Determine the count of lines containing "true" in the entries below and return only that figure.
(Excerpted records)
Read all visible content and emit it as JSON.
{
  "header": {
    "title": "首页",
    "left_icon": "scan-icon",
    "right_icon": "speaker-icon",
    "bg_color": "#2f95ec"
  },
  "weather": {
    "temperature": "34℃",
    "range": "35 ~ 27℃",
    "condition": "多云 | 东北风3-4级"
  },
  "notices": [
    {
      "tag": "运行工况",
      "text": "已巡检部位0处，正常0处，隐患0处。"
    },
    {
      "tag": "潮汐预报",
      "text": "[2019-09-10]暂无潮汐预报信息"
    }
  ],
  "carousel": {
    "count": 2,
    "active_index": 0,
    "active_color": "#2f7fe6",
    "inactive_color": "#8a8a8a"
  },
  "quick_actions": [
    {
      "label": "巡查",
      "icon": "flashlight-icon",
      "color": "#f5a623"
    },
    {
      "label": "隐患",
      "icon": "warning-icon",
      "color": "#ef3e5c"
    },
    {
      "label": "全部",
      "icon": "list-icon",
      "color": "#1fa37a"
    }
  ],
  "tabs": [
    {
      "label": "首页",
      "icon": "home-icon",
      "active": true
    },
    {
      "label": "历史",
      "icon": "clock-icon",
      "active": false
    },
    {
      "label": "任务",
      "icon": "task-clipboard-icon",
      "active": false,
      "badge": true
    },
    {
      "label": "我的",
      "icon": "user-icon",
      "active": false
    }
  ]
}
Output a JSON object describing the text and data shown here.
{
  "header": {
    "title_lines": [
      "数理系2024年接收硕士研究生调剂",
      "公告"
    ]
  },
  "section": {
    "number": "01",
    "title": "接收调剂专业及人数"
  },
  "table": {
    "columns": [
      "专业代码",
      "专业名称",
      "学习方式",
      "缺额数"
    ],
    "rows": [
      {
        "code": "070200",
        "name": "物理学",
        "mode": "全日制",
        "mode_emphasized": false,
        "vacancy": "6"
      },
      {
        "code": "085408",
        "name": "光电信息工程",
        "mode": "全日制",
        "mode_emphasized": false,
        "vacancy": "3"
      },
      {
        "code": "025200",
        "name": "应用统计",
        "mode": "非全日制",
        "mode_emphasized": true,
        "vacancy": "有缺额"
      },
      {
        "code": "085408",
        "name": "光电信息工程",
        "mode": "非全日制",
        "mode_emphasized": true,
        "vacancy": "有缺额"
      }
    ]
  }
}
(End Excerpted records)
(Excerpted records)
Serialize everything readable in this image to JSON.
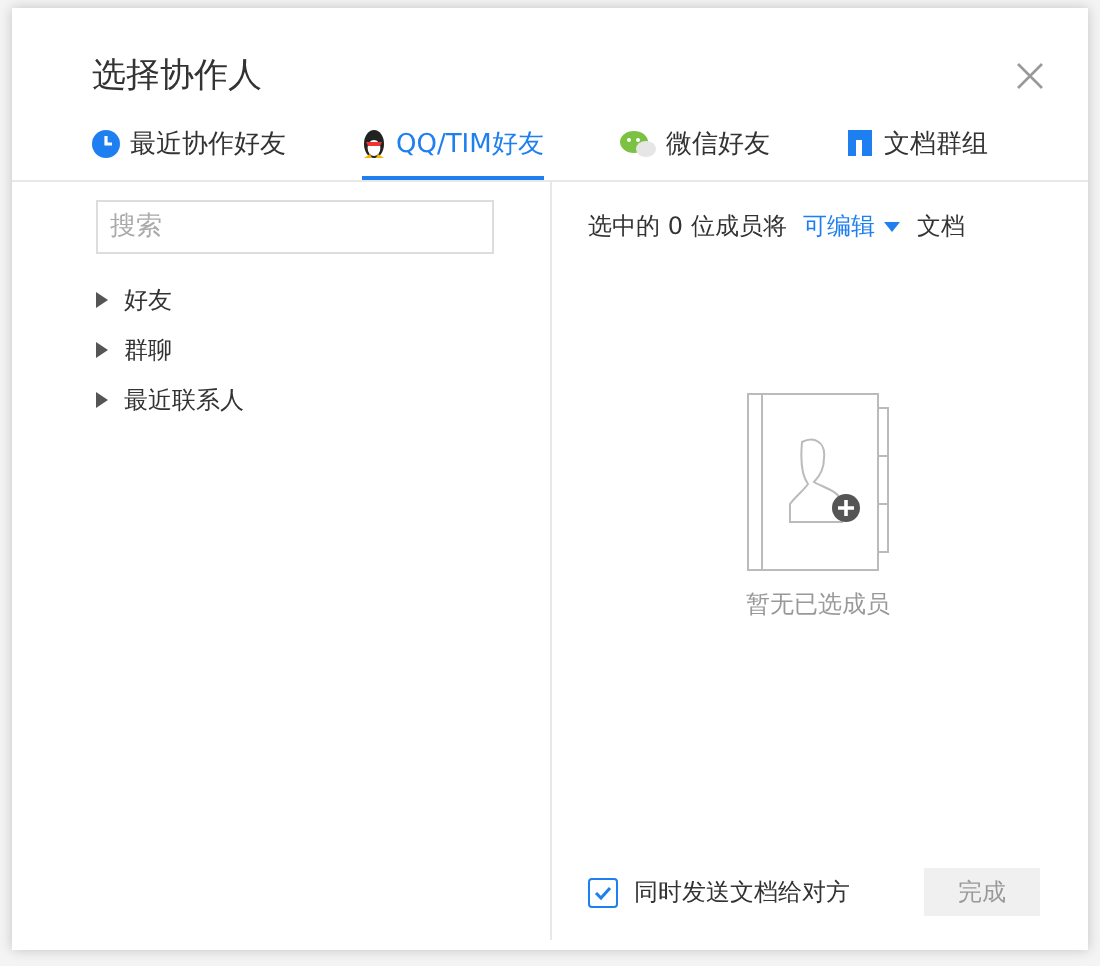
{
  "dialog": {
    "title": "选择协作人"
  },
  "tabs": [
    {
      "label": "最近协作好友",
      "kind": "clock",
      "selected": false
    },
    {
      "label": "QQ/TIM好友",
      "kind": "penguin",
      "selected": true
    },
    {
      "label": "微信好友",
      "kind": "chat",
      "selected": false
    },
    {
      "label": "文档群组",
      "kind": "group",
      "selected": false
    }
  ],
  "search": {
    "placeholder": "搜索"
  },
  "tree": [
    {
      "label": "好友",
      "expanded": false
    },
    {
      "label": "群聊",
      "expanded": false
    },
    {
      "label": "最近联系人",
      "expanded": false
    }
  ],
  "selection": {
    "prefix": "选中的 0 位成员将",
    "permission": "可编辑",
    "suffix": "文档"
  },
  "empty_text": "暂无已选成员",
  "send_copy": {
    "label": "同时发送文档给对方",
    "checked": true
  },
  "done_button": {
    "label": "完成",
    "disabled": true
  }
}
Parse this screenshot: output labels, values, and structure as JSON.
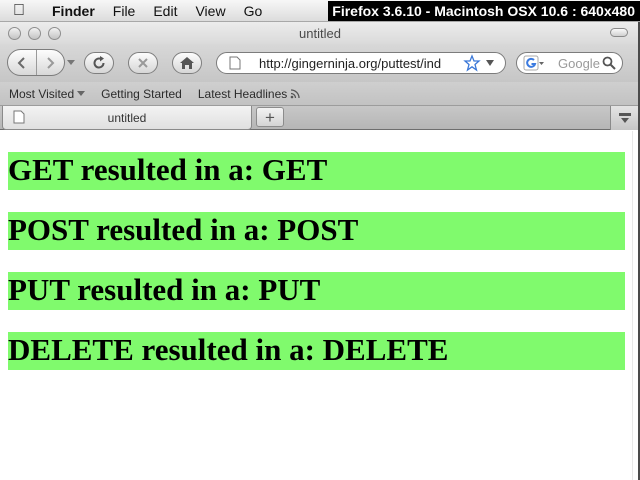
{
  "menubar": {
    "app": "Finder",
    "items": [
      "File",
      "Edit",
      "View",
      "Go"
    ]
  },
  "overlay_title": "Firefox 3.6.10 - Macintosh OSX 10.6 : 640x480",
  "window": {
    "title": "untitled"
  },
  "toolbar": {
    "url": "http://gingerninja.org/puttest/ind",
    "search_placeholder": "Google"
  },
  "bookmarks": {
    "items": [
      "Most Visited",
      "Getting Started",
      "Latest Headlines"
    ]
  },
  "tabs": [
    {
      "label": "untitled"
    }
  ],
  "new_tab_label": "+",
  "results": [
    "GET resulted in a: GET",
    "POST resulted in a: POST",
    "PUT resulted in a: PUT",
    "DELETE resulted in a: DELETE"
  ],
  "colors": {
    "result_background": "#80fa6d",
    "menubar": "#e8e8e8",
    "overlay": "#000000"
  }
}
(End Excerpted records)
# Response to this exercise
7